The New York Jets are about to enter the play-out-the-string phase of their season, following their loss two weeks ago to the Tampa Bay Buccaneers.
Had the Jets (4-6) won that game – and it was quite winnable, considering the Bucs were without starting quarterback Jameis Winston and starting wideout Mike Evans, and faced old friend Ryan Fitzpatrick – Gang Green could’ve still been in the mix for one of the two Wild Card playoff spots. Alas, the Jets couldn’t capitalize and are now faced with the fact that the remaining six weeks are all about evaluating talent and finding out who has a future in green and white.
One unit that will have a lot of eyes on them over the next few weeks will be the secondary – particularly the cornerbacks. It’s been one of the few inconsistent outfits on a solid defense, so with the remaining games featuring some elite quarterbacks on the docket, many of them will be on audition.
Sunday’s tilt with the Carolina Panthers will feature Cam Newton. And after that, Gang Green will face the likes of Alex Smith (Kansas City Chiefs), Tom Brady (New England Patriots), Philip Rivers (Los Angeles Chargers), and Drew Brees (New Orleans Saints). That’s a murderer’s row of signal callers.
Jets’ cornerbacks have struggled for most of the season, with and without top corner Morris Claiborne, so Sunday will be a great chance for those on the active roster to show head coach Todd Bowles and general manager Mike Maccagnan that they belong and that they have what it takes to play the position at a high level. Claiborne will be back in the lineup against Carolina.
Cornerback Darryl Roberts said he’s looking forward to testing his mettle against some of the best passers in the league, starting with Newton.
“If you have a person who plays our position, you got to have thick skin, amnesia, forget about the failures. Just compete. That’s what I do,” reasoned Roberts, who added that’s not always as easy as it sounds. “I think it’s just different for certain players. Certain players handle failure and success different ways. … I know playing my position, it’s pretty tough. I know I probably won’t win every battle, but I just try to win more than I lose and win my matchup. If somebody catches a pass on me, I like to compete. I’m going to really get focused to get the next play.”
Newton will definitely test the young secondary’s wares, especially considering Gang Green had a difficult time rattling the very ordinary Fitzpatrick in Tampa. The cornerback position is a fickle one, as there are times when a guy can look like a world-beater against the elite one week, and look meek against a journeyman the next.
Jets’ cornerbacks get their chance against an upper echelon on Sunday. And according to veteran cornerback Buster Skrine, a major reason for any success will come down to the mental aspect of dealing with pressure and adversity.
“Cornerback is a confidence position. You got to be able to, if you mess up, move on to the next play, because they’re going to throw the ball out there regardless,” said Skrine. “I would say we always talk about mentally.”

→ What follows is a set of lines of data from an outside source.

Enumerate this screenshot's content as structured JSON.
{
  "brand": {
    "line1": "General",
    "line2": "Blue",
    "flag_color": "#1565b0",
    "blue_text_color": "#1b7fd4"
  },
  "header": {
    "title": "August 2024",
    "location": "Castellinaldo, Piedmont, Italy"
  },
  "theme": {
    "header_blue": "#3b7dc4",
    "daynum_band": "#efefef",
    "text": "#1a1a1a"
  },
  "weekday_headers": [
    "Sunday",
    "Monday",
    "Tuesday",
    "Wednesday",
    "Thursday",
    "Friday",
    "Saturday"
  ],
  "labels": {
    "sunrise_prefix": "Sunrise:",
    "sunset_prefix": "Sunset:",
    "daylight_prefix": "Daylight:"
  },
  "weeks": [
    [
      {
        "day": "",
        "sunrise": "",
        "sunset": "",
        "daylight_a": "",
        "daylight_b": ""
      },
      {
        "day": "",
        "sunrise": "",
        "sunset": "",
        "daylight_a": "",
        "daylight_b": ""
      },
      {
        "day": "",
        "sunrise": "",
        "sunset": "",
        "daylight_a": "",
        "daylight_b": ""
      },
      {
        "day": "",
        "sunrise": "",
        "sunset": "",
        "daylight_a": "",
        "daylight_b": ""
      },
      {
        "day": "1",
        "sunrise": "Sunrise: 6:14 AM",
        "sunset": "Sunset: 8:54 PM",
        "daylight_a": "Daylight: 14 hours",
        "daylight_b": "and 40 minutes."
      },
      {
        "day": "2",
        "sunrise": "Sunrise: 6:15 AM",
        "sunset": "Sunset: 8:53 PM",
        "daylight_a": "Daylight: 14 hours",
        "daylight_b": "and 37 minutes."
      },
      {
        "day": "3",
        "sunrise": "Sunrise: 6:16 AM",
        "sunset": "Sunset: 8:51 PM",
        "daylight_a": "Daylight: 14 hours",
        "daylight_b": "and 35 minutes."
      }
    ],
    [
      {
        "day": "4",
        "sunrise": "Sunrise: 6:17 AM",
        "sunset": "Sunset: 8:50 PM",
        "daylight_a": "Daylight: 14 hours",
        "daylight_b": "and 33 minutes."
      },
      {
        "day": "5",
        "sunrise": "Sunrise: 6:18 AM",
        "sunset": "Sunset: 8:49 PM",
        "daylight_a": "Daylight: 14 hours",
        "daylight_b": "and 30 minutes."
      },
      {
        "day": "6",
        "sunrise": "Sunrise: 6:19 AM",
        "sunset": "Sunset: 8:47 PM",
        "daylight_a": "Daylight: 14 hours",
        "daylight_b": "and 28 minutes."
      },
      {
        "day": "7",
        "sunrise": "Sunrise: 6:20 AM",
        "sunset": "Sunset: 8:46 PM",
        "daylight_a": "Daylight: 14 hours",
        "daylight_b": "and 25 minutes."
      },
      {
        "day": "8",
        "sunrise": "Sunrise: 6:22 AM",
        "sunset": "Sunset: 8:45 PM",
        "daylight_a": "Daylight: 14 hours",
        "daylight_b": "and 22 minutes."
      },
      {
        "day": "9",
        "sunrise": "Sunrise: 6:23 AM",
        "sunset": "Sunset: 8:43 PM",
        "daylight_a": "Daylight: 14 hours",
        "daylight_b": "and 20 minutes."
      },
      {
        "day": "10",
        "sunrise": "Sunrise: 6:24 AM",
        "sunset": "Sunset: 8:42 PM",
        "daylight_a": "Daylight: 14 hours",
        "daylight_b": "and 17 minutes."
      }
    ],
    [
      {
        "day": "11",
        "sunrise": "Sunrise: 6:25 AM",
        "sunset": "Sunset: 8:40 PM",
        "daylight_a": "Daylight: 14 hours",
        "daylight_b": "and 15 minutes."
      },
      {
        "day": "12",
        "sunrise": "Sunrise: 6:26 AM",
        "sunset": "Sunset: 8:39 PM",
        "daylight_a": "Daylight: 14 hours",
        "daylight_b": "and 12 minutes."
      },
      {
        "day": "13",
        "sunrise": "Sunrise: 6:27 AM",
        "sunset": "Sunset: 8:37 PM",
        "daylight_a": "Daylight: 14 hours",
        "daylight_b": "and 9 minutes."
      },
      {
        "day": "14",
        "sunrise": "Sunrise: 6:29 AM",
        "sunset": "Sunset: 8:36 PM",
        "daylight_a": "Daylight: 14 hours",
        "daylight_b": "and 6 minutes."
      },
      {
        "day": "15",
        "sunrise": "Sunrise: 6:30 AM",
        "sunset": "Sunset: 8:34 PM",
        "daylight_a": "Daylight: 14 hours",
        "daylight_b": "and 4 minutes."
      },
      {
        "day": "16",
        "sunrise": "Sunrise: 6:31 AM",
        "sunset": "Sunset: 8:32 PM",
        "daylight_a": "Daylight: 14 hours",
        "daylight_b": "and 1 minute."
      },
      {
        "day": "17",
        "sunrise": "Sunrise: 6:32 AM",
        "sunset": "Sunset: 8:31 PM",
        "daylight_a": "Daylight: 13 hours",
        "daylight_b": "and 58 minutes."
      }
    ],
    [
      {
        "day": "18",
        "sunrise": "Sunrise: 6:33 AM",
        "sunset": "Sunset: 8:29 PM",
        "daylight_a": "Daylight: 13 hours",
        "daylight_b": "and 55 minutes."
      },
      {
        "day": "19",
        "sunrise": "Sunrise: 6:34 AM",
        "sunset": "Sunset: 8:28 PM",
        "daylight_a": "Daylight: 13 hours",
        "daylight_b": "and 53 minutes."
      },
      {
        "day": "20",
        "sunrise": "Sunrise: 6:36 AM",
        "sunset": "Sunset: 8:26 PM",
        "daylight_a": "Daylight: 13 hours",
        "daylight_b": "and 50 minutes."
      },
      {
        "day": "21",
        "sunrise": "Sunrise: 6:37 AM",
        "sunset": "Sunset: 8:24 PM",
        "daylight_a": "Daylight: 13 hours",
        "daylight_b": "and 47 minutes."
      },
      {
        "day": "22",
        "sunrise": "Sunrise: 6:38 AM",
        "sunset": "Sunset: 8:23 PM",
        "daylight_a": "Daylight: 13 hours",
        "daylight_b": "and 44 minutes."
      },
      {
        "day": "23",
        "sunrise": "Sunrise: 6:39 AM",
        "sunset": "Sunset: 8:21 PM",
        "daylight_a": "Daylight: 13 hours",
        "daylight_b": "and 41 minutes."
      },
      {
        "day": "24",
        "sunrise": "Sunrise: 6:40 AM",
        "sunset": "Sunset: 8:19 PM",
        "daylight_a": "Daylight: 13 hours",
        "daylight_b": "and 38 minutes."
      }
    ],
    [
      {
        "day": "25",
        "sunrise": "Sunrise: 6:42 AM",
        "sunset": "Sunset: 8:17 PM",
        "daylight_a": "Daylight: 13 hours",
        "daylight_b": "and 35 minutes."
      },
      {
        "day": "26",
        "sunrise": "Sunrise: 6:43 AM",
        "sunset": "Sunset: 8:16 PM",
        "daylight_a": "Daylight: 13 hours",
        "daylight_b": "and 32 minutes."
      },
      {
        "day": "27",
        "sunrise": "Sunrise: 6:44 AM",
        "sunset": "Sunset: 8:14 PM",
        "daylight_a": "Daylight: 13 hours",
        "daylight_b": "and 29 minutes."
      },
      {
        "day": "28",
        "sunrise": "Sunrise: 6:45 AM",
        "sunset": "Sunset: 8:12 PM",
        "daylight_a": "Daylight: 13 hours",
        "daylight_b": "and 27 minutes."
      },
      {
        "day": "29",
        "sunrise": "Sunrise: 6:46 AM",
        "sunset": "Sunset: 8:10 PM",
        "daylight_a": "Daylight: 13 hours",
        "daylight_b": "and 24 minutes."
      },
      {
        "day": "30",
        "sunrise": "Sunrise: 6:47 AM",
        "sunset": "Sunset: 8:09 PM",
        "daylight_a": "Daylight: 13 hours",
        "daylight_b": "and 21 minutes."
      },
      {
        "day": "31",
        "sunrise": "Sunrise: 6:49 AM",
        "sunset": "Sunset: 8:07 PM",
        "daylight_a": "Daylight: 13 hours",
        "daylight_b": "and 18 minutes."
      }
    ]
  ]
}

Skrine has nine penalties this season and has seen his share of opposing wideout’s backs. But that won’t deter him from trying to shut down Newton’s weapons and get some redemption for that Tampa game.
He and his cornerback mates can all use some deliverance, starting this Sunday at MetLife Stadium.
Gang Green notes:
- In order for the Jets’ secondary to slow down Newton and Co., they’ll need to curtail the penalties. Gang Green is fourth in the league with 81 penalties. Skrine has nine, while Claiborne has been flagged six times, which is the third-most at his position. Newbie Rashard Robinson, who came over via trade with the San Francisco 49ers for a fifth-round pick, a couple weeks ago, has eight penalties. He’s yet to play on defense for the Jets, but if/when he gets in, he’ll need to fix that issue.
- Bowles has been proactive this week in practices by using different techniques to keep his handsy cornerbacks off receivers. Bowles had them hold tennis balls while defending, with the thinking being if the corners have their hands full, then they can’t grab and hold receivers coming out of their breaks. Whether that works or not will be on display, Sunday.